A fully-funded PhD studentship in partnership with Nottingham Trent University.
Collaborative Doctoral Partnership
The National Gallery offers a small number of Collaborative Doctoral Partnership studentships, funded by the Arts and Humanities Research Council (AHRC) and run in partnership with higher education institutions. These studentships focus on specific themes relevant to the Gallery's collection and wider research themes.
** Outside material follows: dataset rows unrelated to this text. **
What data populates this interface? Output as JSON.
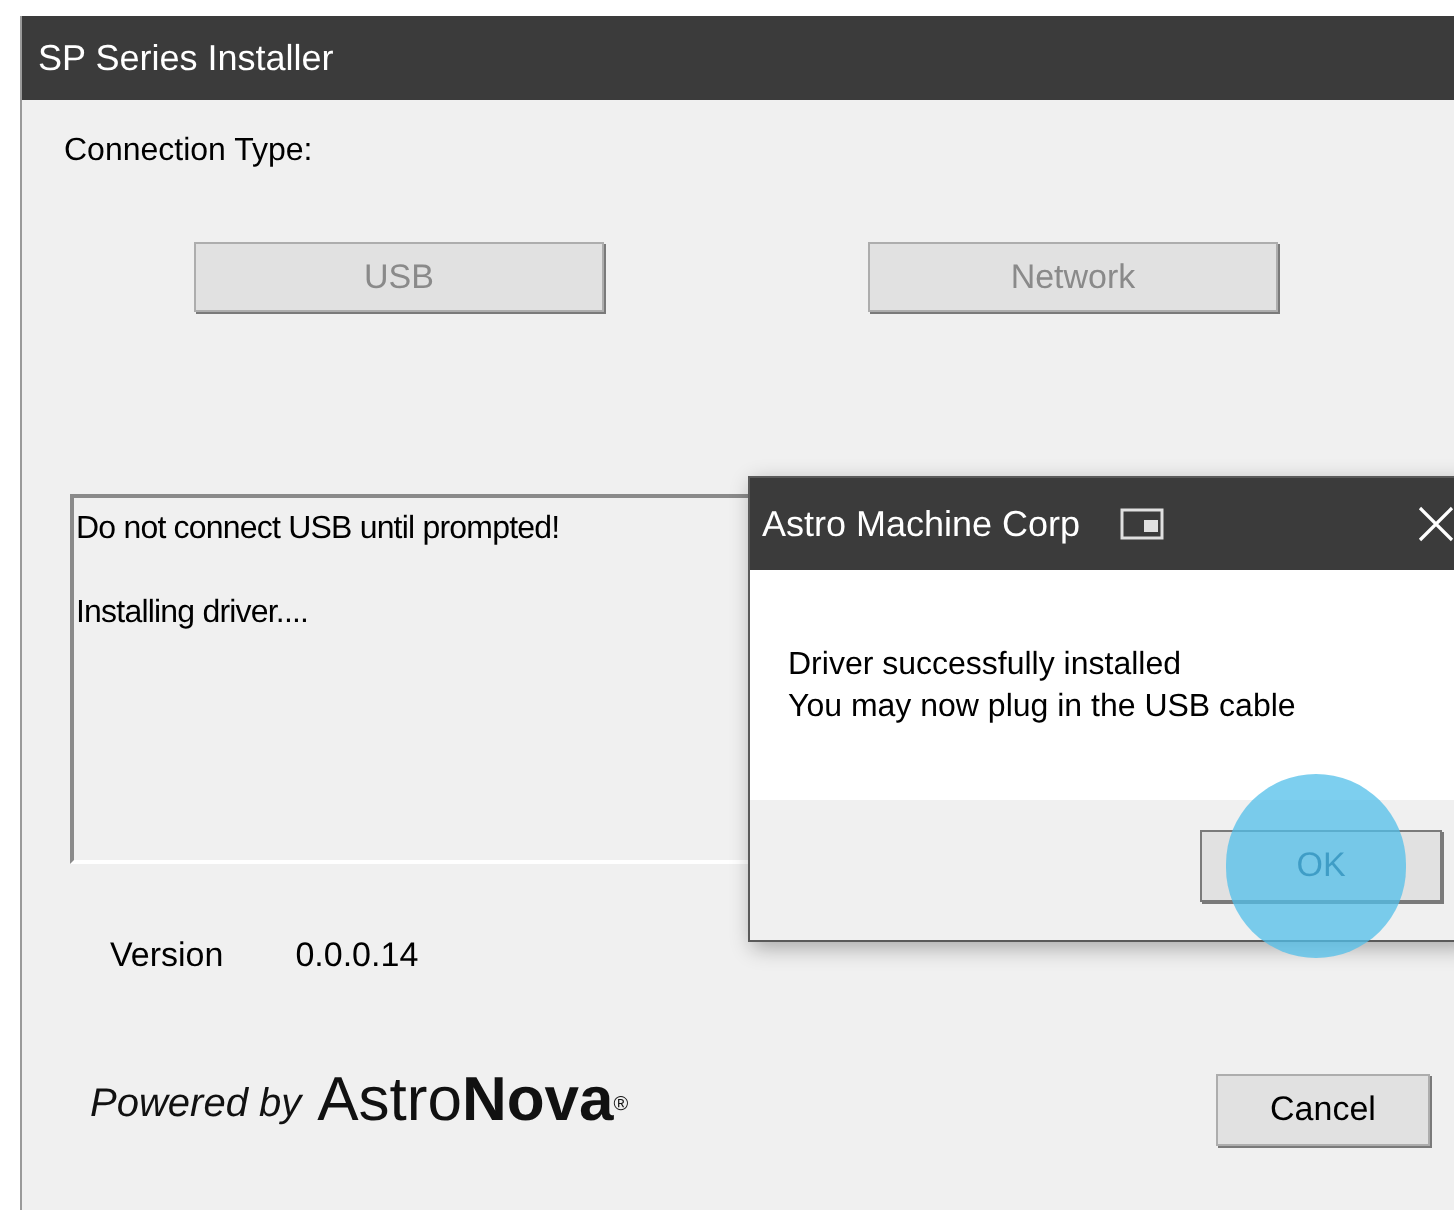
{
  "window": {
    "title": "SP Series Installer"
  },
  "connection": {
    "label": "Connection Type:",
    "buttons": [
      {
        "label": "USB",
        "disabled": true
      },
      {
        "label": "Network",
        "disabled": true
      }
    ]
  },
  "log": {
    "lines": [
      "Do not connect USB until prompted!",
      "Installing driver...."
    ]
  },
  "version": {
    "label": "Version",
    "value": "0.0.0.14"
  },
  "branding": {
    "prefix": "Powered by",
    "brand": "Astro**Nova**",
    "mark": "®"
  },
  "cancel_button": {
    "label": "Cancel"
  },
  "dialog": {
    "title": "Astro Machine Corp",
    "message": [
      "Driver successfully installed",
      "You may now plug in the USB cable"
    ],
    "ok_button": {
      "label": "OK",
      "touched": true
    }
  }
}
Drawing on equipment and methodologies developed during a previous collaborative Nottingham Trent University/National Gallery PhD, this project will use non-invasive and portable Optical Coherence Tomography (OCT) and nuclear magnetic resonance (NMR) equipment to take a fresh look at the choice of conservation varnishes, focusing on two aspects. Firstly, OCT and NMR will be used to investigate the effect on a range of varnish properties including saturation, gloss, Tg, etc, of other factors than the choice of resin, e.g. solvent used, formulation (addition of wax, mixing of resins), application method, layering, etc, working with experimental samples and studying the film formation process.
The previous PhD suggested that amongst low molecular weight resins, solvents play as much of a role as the resins in determining the viscosity of a varnish and the final appearance. The project will also explore the wetting behaviour of a varnish with respect to the different paint surfaces as it has always been assumed that all varnish wets the paint surfaces perfectly without any evidence. The OCT equipment permits multi-layer profilometry for simultaneous measurement of the varnish/paint interface and varnish surface smoothness (affecting gloss and saturation).
Secondly, the project will draw on the National Gallery conservation and scientific records and the actual varnishes applied to National Gallery paintings during the 20th century as a unique resource to understand the long term behaviour and properties of naturally aged conservator-applied varnishes. OCT and NMR will allow a (non-subjective) non-invasive assessment of the appearance and current condition (physical, mechanical and some aspects of chemical properties) of the varnishes, providing an opportunity to compare real varnishes based on different resins both to each other, and to the expected behaviour of such varnishes based accelerated ageing, theoretical behaviour of the polymer and the published literature.